**WORK REQUIRED:** Each entry is to be output precisely as it appears.

**Element data from apps and pages:**

***

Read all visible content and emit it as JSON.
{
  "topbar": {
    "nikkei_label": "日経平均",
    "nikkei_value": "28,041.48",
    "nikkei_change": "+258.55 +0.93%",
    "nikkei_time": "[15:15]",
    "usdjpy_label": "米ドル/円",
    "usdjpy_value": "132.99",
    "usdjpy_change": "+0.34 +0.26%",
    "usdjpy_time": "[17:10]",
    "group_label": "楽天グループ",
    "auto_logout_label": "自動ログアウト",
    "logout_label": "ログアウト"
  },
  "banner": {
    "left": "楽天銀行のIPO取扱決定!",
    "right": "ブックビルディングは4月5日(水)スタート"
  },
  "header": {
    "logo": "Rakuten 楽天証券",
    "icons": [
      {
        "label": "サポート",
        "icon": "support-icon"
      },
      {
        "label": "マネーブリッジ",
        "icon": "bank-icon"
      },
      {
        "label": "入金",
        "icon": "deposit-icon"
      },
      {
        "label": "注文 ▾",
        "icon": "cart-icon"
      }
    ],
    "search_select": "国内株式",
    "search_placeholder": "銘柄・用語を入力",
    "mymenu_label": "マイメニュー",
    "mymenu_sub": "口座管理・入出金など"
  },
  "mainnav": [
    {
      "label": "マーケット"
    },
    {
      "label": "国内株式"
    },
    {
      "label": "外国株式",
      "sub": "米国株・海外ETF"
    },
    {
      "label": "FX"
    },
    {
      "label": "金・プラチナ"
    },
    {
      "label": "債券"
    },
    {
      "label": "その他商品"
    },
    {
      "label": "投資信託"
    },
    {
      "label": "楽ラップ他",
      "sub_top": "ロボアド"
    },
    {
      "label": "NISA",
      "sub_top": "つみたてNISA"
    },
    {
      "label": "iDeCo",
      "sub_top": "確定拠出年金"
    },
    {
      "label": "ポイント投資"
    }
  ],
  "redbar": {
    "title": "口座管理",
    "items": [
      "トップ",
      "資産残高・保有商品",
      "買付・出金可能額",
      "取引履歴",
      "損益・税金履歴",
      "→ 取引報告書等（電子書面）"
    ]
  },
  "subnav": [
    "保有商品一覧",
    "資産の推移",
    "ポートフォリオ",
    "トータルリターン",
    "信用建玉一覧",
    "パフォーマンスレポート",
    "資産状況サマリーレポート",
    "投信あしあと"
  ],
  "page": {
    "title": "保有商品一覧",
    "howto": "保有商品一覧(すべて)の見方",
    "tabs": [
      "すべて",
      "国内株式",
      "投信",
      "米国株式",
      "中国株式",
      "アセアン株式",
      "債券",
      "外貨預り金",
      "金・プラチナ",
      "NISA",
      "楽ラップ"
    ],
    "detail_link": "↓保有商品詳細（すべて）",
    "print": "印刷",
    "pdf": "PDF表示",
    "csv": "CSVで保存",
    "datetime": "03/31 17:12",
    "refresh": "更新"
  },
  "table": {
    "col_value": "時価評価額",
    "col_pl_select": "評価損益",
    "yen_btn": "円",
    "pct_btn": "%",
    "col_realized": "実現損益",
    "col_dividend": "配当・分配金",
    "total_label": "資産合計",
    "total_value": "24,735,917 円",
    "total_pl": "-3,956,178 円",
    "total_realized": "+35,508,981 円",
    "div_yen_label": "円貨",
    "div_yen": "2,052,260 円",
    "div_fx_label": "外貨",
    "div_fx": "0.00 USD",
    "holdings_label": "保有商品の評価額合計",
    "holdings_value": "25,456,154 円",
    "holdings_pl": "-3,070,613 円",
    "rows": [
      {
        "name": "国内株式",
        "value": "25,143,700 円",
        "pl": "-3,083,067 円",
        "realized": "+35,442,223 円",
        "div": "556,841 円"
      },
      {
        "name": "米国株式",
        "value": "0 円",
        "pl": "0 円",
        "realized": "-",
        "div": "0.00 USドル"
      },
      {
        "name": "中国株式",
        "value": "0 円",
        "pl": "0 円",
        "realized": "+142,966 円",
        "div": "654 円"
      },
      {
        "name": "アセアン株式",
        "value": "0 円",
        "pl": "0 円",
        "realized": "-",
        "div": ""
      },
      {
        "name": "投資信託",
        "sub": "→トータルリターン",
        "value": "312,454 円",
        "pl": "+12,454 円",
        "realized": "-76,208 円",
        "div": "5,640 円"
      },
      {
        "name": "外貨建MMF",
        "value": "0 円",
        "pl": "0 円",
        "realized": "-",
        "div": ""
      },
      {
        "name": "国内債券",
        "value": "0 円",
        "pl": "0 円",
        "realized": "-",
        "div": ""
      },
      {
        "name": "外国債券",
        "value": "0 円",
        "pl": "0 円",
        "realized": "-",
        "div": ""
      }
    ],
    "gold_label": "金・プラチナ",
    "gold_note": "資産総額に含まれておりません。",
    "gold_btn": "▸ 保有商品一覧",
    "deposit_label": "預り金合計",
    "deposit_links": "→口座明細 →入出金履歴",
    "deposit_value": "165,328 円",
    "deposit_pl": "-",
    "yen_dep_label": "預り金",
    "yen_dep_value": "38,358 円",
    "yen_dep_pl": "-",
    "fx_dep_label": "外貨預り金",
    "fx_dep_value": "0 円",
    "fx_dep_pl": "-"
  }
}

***

**EXERCISE RESULT:**
Read all visible content and emit it as JSON.
{
  "topbar": {
    "nikkei_label": "日経平均",
    "nikkei_value": "28,041.48",
    "nikkei_change": "+258.55 +0.93%",
    "nikkei_time": "[15:15]",
    "usdjpy_label": "米ドル/円",
    "usdjpy_value": "132.99",
    "usdjpy_change": "+0.34 +0.26%",
    "usdjpy_time": "[17:10]",
    "group_label": "楽天グループ",
    "auto_logout_label": "自動ログアウト",
    "logout_label": "ログアウト"
  },
  "banner": {
    "left": "楽天銀行のIPO取扱決定!",
    "right": "ブックビルディングは4月5日(水)スタート"
  },
  "header": {
    "logo": "Rakuten 楽天証券",
    "icons": [
      {
        "label": "サポート",
        "icon": "support-icon"
      },
      {
        "label": "マネーブリッジ",
        "icon": "bank-icon"
      },
      {
        "label": "入金",
        "icon": "deposit-icon"
      },
      {
        "label": "注文 ▾",
        "icon": "cart-icon"
      }
    ],
    "search_select": "国内株式",
    "search_placeholder": "銘柄・用語を入力",
    "mymenu_label": "マイメニュー",
    "mymenu_sub": "口座管理・入出金など"
  },
  "mainnav": [
    {
      "label": "マーケット"
    },
    {
      "label": "国内株式"
    },
    {
      "label": "外国株式",
      "sub": "米国株・海外ETF"
    },
    {
      "label": "FX"
    },
    {
      "label": "金・プラチナ"
    },
    {
      "label": "債券"
    },
    {
      "label": "その他商品"
    },
    {
      "label": "投資信託"
    },
    {
      "label": "楽ラップ他",
      "sub_top": "ロボアド"
    },
    {
      "label": "NISA",
      "sub_top": "つみたてNISA"
    },
    {
      "label": "iDeCo",
      "sub_top": "確定拠出年金"
    },
    {
      "label": "ポイント投資"
    }
  ],
  "redbar": {
    "title": "口座管理",
    "items": [
      "トップ",
      "資産残高・保有商品",
      "買付・出金可能額",
      "取引履歴",
      "損益・税金履歴",
      "→ 取引報告書等（電子書面）"
    ]
  },
  "subnav": [
    "保有商品一覧",
    "資産の推移",
    "ポートフォリオ",
    "トータルリターン",
    "信用建玉一覧",
    "パフォーマンスレポート",
    "資産状況サマリーレポート",
    "投信あしあと"
  ],
  "page": {
    "title": "保有商品一覧",
    "howto": "保有商品一覧(すべて)の見方",
    "tabs": [
      "すべて",
      "国内株式",
      "投信",
      "米国株式",
      "中国株式",
      "アセアン株式",
      "債券",
      "外貨預り金",
      "金・プラチナ",
      "NISA",
      "楽ラップ"
    ],
    "detail_link": "↓保有商品詳細（すべて）",
    "print": "印刷",
    "pdf": "PDF表示",
    "csv": "CSVで保存",
    "datetime": "03/31 17:12",
    "refresh": "更新"
  },
  "table": {
    "col_value": "時価評価額",
    "col_pl_select": "評価損益",
    "yen_btn": "円",
    "pct_btn": "%",
    "col_realized": "実現損益",
    "col_dividend": "配当・分配金",
    "total_label": "資産合計",
    "total_value": "24,735,917 円",
    "total_pl": "-3,956,178 円",
    "total_realized": "+35,508,981 円",
    "div_yen_label": "円貨",
    "div_yen": "2,052,260 円",
    "div_fx_label": "外貨",
    "div_fx": "0.00 USD",
    "holdings_label": "保有商品の評価額合計",
    "holdings_value": "25,456,154 円",
    "holdings_pl": "-3,070,613 円",
    "rows": [
      {
        "name": "国内株式",
        "value": "25,143,700 円",
        "pl": "-3,083,067 円",
        "realized": "+35,442,223 円",
        "div": "556,841 円"
      },
      {
        "name": "米国株式",
        "value": "0 円",
        "pl": "0 円",
        "realized": "-",
        "div": "0.00 USドル"
      },
      {
        "name": "中国株式",
        "value": "0 円",
        "pl": "0 円",
        "realized": "+142,966 円",
        "div": "654 円"
      },
      {
        "name": "アセアン株式",
        "value": "0 円",
        "pl": "0 円",
        "realized": "-",
        "div": ""
      },
      {
        "name": "投資信託",
        "sub": "→トータルリターン",
        "value": "312,454 円",
        "pl": "+12,454 円",
        "realized": "-76,208 円",
        "div": "5,640 円"
      },
      {
        "name": "外貨建MMF",
        "value": "0 円",
        "pl": "0 円",
        "realized": "-",
        "div": ""
      },
      {
        "name": "国内債券",
        "value": "0 円",
        "pl": "0 円",
        "realized": "-",
        "div": ""
      },
      {
        "name": "外国債券",
        "value": "0 円",
        "pl": "0 円",
        "realized": "-",
        "div": ""
      }
    ],
    "gold_label": "金・プラチナ",
    "gold_note": "資産総額に含まれておりません。",
    "gold_btn": "▸ 保有商品一覧",
    "deposit_label": "預り金合計",
    "deposit_links": "→口座明細 →入出金履歴",
    "deposit_value": "165,328 円",
    "deposit_pl": "-",
    "yen_dep_label": "預り金",
    "yen_dep_value": "38,358 円",
    "yen_dep_pl": "-",
    "fx_dep_label": "外貨預り金",
    "fx_dep_value": "0 円",
    "fx_dep_pl": "-"
  }
}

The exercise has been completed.